Another positive item in the spending bill was a significant cut to the Ground Combat Vehicle (GCV) program—intended to replace the Army’s armored fighting vehicles. Last year, the nonpartisan Congressional Budget Office analyzed the GCV program and found that two of the three alternative options would be less expensive and more capable than the new GCV. In FY 2014, the Pentagon requested more than half a billion dollars to continue development of the GCV. Congress cut that requested amount down to $100 million in the spending bill—reportedly just enough funding to begin the process of shutting down the program.

Stuff the Military Doesn’t Want

Since passage of the Budget Control Act in 2011, military leaders have proposed some modest cuts and program terminations in an attempt to reduce spending. For two years in a row, the Pentagon has proposed retiring nine aging Navy vessels as well as a high altitude surveillance drone called the Global Hawk Block 30. Yet, for the second year in a row, Congress has blocked these savings from accruing. In fact, the spending bill provided $10 million in unrequested funding for the Air Force to conduct a study on improving the Block 30 drone.

Another example of wasteful spending that Congress refuses to relinquish is the M1 Abrams tank. Congress has repeatedly provided funding for upgrades to the M1 fleet that the Army has said adamantly it does not need. The omnibus spending bill provided an additional $90 million for that effort.

What Does It All Mean?

In nominal terms, FY 2014 represents the lowest point for the Pentagon’s budget during the FY 2008-2021 budget window. Next year, the cap on defense spending will rise slightly without adjusting for inflation. In real terms, the defense budget will continue to decline until FY 2016 and then remain relatively flat until FY 2021. This may be seen as a real loss by the defense lobby, since they were fighting to undo spending constraints altogether.
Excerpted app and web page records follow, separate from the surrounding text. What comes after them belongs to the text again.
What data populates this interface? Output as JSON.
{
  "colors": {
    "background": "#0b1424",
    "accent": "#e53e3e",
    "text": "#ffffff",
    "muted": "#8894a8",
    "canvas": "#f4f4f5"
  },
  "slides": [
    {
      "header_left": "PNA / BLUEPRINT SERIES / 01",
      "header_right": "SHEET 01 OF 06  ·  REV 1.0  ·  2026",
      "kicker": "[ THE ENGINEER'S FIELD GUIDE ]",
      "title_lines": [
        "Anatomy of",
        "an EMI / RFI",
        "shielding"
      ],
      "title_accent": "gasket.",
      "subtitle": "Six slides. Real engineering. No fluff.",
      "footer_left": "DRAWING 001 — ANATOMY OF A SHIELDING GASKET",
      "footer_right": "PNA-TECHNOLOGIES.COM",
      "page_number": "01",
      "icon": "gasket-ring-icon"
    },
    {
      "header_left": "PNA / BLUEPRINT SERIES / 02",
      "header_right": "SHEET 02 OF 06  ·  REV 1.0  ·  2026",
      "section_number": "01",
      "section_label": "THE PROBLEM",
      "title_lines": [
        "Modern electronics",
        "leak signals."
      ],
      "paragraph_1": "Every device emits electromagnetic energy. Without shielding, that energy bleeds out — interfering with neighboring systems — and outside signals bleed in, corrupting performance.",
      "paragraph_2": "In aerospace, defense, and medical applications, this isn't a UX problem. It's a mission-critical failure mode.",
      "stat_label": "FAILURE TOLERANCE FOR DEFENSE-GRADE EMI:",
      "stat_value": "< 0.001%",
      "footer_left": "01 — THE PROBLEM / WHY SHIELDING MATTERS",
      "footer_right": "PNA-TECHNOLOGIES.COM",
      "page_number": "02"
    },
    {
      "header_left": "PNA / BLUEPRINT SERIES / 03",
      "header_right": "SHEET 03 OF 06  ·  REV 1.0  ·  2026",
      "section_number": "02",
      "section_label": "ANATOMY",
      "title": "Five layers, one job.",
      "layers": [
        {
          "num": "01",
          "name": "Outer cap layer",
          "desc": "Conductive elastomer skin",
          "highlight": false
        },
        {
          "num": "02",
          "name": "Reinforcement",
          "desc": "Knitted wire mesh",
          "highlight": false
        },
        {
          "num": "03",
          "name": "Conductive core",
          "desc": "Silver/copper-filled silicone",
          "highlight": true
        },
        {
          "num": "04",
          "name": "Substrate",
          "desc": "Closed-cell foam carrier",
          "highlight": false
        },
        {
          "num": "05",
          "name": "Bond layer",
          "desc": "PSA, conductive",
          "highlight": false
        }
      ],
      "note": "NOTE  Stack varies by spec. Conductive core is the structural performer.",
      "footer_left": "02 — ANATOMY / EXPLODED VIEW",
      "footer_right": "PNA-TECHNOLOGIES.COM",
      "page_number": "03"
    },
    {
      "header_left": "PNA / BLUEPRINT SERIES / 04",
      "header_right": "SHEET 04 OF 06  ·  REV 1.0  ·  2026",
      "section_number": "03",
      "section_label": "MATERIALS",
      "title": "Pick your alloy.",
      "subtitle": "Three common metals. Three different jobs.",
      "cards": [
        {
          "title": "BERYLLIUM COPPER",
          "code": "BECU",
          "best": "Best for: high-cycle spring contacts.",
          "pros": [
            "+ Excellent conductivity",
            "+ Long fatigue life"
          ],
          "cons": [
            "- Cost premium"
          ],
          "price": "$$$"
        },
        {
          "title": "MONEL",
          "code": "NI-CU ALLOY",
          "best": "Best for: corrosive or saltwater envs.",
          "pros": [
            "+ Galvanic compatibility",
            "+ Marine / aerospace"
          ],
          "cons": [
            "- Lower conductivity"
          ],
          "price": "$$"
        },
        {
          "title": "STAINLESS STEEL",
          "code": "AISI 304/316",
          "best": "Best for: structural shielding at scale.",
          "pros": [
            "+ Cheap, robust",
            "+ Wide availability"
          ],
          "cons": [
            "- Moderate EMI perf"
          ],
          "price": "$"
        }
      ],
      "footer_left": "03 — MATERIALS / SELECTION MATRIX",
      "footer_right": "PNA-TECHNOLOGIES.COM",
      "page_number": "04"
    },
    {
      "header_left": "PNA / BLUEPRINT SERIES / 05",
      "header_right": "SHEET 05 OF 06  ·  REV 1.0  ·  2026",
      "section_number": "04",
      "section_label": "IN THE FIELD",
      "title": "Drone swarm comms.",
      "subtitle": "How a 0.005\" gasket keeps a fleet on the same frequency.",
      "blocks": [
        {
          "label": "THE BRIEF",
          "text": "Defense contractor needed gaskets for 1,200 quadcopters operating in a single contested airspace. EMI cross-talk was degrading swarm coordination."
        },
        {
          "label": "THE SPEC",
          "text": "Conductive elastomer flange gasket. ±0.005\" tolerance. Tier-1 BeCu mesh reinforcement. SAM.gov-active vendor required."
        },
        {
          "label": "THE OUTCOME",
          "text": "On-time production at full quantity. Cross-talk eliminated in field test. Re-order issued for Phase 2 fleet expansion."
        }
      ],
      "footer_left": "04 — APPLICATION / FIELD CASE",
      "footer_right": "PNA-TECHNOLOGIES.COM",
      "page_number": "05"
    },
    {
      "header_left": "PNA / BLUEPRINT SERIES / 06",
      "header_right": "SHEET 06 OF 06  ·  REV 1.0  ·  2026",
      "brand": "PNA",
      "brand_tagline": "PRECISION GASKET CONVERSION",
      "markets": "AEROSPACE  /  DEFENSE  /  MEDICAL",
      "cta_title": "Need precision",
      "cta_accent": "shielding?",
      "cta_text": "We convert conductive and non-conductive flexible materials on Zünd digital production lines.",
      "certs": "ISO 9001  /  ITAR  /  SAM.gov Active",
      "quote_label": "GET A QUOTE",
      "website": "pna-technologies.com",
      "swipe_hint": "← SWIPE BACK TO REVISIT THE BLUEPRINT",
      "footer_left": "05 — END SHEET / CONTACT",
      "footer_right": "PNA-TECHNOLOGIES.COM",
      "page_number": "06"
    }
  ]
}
But, it’s also hardly the doomsday defense budget they predicted under the caps for the Pentagon. It seems as if taxpayers are still the biggest losers in this bill.